After hours upon hours of designing, coding, and communicating, the project is finally done. Whether the project’s a success or a failure, you can rest easy because it’s launched—complete—over.
But before wandering to the next project, you should take a moment to reflect on what you just spent the last few weeks or months working on.
What did you take away from the project? What errors did you make that shouldn’t be repeated in other projects? What did you do right that should be repeated? These are questions I posed to myself recently after wrapping up a project. I sat at my desk, wondering about the answers and trying to determine how best to capture my thoughts.
So I decided to create a quick, one-page Web Project Debrief document. The purpose of the document is to allow a project manager or freelancer to swiftly record the basic outcomes of a project. Anything longer than a page and I know I’d never fill it out. And keep in mind—I designed this document to serve as a sort of cover sheet for the data you should be recording in systems like Basecamp and Harvest over the project’s lifespan.
The Essential Web Project Metrics
Below are the fields I built into the document, which I felt were the most important metrics to log.
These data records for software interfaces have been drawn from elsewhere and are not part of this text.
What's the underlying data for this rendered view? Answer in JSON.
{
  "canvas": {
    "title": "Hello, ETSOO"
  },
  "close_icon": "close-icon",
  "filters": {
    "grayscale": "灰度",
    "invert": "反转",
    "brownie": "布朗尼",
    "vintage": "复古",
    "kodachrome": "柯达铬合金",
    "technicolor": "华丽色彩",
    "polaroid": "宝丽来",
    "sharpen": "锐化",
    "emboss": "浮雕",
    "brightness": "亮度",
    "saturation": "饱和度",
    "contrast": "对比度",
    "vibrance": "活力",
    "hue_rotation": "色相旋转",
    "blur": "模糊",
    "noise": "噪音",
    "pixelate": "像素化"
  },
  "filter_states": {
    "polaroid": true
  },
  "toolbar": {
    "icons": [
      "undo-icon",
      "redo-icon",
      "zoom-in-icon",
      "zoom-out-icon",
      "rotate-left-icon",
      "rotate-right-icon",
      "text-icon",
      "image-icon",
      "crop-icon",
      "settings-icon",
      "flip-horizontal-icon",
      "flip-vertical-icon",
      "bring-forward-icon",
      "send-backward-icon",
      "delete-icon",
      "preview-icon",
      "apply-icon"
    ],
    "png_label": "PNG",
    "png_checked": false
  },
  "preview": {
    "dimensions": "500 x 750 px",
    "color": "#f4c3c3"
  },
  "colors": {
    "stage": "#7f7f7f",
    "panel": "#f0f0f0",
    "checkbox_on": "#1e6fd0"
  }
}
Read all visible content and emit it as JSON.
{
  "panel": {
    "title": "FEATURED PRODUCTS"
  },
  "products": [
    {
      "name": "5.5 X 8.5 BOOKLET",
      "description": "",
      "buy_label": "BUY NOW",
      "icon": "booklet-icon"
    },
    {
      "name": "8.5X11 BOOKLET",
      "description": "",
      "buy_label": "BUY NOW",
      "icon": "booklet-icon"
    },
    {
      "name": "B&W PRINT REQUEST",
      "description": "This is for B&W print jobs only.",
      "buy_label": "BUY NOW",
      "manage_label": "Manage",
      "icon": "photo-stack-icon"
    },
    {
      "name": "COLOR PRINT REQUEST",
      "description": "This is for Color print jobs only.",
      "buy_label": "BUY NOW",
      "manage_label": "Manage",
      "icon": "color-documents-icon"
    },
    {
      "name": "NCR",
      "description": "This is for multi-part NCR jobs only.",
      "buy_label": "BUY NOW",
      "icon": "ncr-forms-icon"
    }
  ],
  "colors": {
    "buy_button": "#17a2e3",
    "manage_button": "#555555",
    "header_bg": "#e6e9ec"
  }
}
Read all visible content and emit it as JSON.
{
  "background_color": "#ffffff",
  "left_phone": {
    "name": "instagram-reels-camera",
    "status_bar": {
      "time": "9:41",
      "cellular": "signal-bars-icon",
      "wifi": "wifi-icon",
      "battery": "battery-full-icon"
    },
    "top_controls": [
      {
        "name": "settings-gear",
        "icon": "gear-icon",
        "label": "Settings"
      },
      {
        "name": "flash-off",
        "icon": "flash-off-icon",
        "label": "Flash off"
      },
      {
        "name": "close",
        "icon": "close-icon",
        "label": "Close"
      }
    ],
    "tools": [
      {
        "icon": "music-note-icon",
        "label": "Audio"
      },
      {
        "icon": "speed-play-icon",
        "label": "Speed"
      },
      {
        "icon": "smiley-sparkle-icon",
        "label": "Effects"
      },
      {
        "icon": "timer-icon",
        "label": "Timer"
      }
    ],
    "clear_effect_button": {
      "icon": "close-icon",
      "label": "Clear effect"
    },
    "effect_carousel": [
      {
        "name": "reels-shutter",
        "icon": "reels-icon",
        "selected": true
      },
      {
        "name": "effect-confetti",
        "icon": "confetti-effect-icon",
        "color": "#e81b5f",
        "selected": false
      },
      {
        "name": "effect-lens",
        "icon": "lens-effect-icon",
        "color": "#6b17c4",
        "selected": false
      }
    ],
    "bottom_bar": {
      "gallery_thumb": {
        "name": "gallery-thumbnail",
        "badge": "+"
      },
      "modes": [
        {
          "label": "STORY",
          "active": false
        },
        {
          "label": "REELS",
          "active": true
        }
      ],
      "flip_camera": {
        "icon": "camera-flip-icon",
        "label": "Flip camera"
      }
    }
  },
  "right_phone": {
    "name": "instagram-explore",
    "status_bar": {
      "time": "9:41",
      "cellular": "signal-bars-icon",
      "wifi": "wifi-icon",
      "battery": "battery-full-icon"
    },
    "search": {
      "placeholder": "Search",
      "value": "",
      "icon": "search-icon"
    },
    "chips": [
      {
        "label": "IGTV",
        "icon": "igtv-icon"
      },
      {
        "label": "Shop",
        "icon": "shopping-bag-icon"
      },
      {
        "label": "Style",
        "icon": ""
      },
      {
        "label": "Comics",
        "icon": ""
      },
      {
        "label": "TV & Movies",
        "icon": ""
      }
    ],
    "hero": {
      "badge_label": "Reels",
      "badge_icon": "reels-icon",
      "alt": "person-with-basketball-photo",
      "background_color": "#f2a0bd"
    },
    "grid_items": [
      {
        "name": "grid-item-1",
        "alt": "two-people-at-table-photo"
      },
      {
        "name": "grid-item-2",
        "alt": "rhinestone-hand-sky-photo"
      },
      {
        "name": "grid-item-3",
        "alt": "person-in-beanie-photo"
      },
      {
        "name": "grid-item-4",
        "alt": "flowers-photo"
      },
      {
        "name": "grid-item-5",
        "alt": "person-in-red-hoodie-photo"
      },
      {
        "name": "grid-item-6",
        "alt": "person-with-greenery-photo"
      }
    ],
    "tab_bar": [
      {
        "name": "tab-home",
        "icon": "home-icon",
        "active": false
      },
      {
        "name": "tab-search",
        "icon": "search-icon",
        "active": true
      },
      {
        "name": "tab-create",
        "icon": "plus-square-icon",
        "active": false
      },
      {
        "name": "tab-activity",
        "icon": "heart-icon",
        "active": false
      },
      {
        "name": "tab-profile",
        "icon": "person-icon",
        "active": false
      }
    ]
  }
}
With limited real estate on a one-page document, I had a tough time narrowing it down to the essentials, but alas, here we are:
- Total Project Hours: How many hours did it take to get the project done?
- Delivery Time: From the proposal signing to the website launch, how many weeks elapsed?
- Start Budget: What was the paid for budget of the project?
- Team Members: Who were the primaries on the project?
- Client Stakeholders: Who on the client-side was responsible for the project?
- Project Grade: Grade your project using a basic academic letter, or design your own grading system.
- Project Overview: What was the project all about?
- Client Frustration: At what points during the project did the client become most frustrated?
- Client Elation: When did the client become most elated?
- Major Delays: What items or events held up the project?
- Budget Add-ons: Were there any change requests during the project?
- Client Feedback: What did the client say after the web project was finished?
The Project Grade: Did You Pass or Fail?
Imagine yourself in grade school. The teacher hands back your term paper. It got a ‘D.’
You basically failed.
While you’ll be grading your own projects, choosing a simple symbol to show whether you succeeded or failed with a project is an exercise in honesty. But that honesty pays some nice dividends.
And just like that term paper you got a ‘D’ on, you’d want to take a second, third, and probably fourth look at any project you grade harshly. It’s a mark of failure—and an indication that you must improve.
Without this grade, you’re flying blind. If the teacher never graded any of your papers, do you think you’d have improved in school?
Avoid Client Frustration, Repeat Client Elation
Figuring out when the client was most annoyed versus when they were most happy should be an obvious metric. We want to avoid those frustrating moments in future projects. Likewise, we want to repeat the happy moments.
By recording the instances of these emotions, we can keep a log of what we’re doing right and wrong. Perhaps you keep noting the same frustrations over and over. Let’s say, for example, it has to do with too many errors with the website after launch. You know now that something with your process needs to change—and you have the documentation to back it up.
Or perhaps clients are constantly surprised (in a good way) at how fast your turnaround is on designs. You want to nurture that behavior. Reward your design team. Or see how you can replicate that success for other parts of your projects.
Using Budget Add-Ons to Increase Future Project Revenue
Budget add-ons—or change orders—is a great way to take the pulse of your client’s desires.
Maybe your base projects are selling well, which is always a good thing, but you could be leaving money on the table. By keeping a record of the various budget add-ons that occur during your projects, you’ll be able to gather a list of solutions clients are requesting in addition to your base projects.
For instance, if you note “Facebook page customization” as an add-on for five of the last ten projects, then you know immediately what clients want. Build that into your base project and charge more for it. Sure, clients may request it regardless later in the project process, but you could be missing out on larger deals if you don’t mention these add-ons upfront.
Download Your Own Copy of the Web Project Debrief
The document is available as a PDF download. You can fill it out in the PDF, or you can print out a copy and scribble your notes in with a pen. Despite being surrounded by computers nearly all day, I actually prefer printing a copy to write on. Nothing beats a tangible document that you can lift with your hands.
Also available for download is a sample document with a fictitious client and project in case you aren’t clear on what the fields mean.
What Metrics Do You Consider Essential?
Finally, as I continue to develop this document, I’d be curious to know what metrics you absolutely must know after a project is complete. Leave a comment, and I’ll consider including it in the next version!